Digital to the max

A double premiere in the American music industry: digital sales comprised over half of 2011’s income, and total sales increased for the first time since 2004.
In its most recent report, the Recording Industry Association of America (RIAA) compared music sales in all available formats, from vinyl to downloads, and had a surprise conclusion: for the first time in history, digital sales overtook physical sales – also freefalling in 2011, by 7.7% – and brought a little over 50% of the 7 billion dollars the American music market made last year. Overall, digital and physical music sales increased by 0.2 percent in 2011 – marking the first increase since 2004 –, but the market remains at less than half of its 1999 peak.
{citat:dreapta:Compared to 1999, the number of records sold (regardless of format) has decreased to half, and there is an obvious tendency for virtualization and the disappearance of physical formats.}
Compared to 1999, the number of records sold (regardless of format) has dropped to half, and there is an obvious tendency for virtualization and the disappearance of physical formats. Online and satellite radio stations contributed a 17% increase last year, whereas sales of mp3s and ringtones to mobile platforms decreased by 38.5%.

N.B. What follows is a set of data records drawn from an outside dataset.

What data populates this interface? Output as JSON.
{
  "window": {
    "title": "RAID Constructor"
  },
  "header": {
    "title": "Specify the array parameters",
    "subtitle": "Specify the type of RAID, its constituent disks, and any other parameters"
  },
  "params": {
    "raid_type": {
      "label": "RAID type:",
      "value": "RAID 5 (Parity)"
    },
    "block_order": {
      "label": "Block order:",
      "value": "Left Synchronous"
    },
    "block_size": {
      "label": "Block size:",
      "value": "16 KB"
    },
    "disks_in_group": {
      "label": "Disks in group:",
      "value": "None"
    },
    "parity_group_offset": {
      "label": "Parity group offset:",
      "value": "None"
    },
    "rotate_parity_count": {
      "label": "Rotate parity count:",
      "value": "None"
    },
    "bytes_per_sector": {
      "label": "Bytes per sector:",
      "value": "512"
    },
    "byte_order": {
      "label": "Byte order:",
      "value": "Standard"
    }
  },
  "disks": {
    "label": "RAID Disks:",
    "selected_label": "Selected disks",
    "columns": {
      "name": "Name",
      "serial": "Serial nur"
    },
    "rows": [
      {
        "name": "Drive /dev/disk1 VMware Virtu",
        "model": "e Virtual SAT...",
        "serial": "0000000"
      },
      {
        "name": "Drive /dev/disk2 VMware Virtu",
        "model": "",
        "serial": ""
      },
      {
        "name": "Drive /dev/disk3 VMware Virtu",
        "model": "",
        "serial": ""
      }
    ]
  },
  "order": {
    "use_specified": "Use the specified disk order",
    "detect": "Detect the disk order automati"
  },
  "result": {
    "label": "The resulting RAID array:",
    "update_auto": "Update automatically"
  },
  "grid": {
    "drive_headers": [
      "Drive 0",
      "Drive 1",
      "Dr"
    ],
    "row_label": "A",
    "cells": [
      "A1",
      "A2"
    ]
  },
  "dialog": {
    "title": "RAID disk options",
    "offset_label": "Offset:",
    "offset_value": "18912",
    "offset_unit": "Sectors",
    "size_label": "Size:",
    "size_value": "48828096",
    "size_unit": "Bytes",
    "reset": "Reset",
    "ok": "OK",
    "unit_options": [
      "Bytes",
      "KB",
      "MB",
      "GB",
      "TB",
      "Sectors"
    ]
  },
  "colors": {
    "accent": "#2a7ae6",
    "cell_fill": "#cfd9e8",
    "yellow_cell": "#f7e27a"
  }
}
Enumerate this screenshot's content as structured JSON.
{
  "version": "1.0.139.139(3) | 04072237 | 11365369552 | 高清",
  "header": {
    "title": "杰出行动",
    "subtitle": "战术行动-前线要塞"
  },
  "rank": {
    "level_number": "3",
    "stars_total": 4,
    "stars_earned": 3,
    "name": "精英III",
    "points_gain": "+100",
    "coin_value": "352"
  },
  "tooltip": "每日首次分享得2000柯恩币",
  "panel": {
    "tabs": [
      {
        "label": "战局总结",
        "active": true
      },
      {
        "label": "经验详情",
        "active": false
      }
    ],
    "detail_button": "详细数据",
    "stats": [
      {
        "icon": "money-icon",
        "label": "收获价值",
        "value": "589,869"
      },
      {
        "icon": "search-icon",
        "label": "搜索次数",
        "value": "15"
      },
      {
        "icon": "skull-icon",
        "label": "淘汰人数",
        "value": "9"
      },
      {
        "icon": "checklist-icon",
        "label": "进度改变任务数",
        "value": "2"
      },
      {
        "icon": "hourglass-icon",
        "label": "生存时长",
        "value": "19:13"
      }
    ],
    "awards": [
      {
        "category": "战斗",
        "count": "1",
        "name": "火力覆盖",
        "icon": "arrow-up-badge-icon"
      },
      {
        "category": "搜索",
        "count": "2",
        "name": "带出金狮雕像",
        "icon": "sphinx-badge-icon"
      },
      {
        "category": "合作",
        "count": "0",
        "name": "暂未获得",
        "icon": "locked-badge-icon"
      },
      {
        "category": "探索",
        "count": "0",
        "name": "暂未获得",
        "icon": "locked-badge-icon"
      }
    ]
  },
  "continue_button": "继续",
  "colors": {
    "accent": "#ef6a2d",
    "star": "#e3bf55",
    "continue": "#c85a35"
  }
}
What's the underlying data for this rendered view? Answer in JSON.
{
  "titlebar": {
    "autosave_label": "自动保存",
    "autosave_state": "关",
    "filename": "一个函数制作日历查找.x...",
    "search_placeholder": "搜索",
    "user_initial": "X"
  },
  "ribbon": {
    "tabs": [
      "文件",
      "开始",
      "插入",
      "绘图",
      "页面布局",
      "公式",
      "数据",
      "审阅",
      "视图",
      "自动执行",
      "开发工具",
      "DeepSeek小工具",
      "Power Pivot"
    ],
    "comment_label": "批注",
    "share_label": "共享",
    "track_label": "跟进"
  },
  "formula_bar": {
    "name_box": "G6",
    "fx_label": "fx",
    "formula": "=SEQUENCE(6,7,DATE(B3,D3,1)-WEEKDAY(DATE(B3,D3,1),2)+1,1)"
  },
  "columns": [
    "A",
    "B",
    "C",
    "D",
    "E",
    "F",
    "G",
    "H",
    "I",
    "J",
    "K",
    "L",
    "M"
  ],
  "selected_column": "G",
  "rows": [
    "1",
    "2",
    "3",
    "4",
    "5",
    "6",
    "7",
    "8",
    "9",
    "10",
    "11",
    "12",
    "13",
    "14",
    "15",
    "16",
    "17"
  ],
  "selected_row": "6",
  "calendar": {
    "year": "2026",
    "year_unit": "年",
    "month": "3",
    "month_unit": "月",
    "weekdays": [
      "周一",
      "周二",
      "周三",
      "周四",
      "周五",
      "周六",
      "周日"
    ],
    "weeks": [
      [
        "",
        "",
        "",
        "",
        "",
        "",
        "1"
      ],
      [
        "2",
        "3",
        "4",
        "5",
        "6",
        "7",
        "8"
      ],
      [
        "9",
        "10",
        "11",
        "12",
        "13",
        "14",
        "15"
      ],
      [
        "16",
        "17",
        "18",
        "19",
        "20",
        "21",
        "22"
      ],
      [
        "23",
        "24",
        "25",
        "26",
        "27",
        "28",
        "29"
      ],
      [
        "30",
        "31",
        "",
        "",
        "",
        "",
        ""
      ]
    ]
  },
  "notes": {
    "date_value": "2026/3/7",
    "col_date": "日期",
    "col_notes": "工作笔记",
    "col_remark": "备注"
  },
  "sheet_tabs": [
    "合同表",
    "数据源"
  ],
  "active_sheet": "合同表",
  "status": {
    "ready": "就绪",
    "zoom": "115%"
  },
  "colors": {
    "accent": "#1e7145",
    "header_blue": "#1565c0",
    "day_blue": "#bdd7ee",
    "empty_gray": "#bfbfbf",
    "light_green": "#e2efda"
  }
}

Surprisingly, despite making up a mere 2% of the total market, vinyl sold three times as well as it did in 2010 (a percentile of 34.2), while CDs lost an additional 8.5% of their popularity. Slowly but surely, the music industry is coming around to the conclusion that its chance of survival in its current form, with only four major record companies controlling the game, is to adopt the internet as a distribution means and to instill loyalty in the buyers with collectible products. Dead media is becoming trendy, as physical music formats are turning into museum exhibits.
Streaming has become a market segment sought by both advertisers and companies. The beginning of the year was marked locally by the launch of Zonga – a service boasting a 15-million-titles catalogue –, and by Deezer entering the East-European market. Spotify, one of the biggest players in the paid-for services game, has no plans for Romania yet, but this hasn’t stopped anyone from making playlists on Grooveshark, which is visibly climbing Google Trends.
Profits generated by audio streaming subscriptions increased by 13.5% in 2011. Specifically, users listening from the cloud instead of their download folder paid 241 million dollars for the service.
As access to mobile internet spreads to smartphones and tablets, most users drop music downloads in favor of streaming. This has also been confirmed by the film industry, which estimates that in 2012 the number of streamed movies will double from 2011 – up to a total of 3.4 billion titles watched online. However, these predictions only cover paid services like Netflix or Amazon, and do not account for free sites like 1Channel.
Editor’s note: a big thank you goes to Crina Caliman who managed to translate our not quite easy to translate romanian article.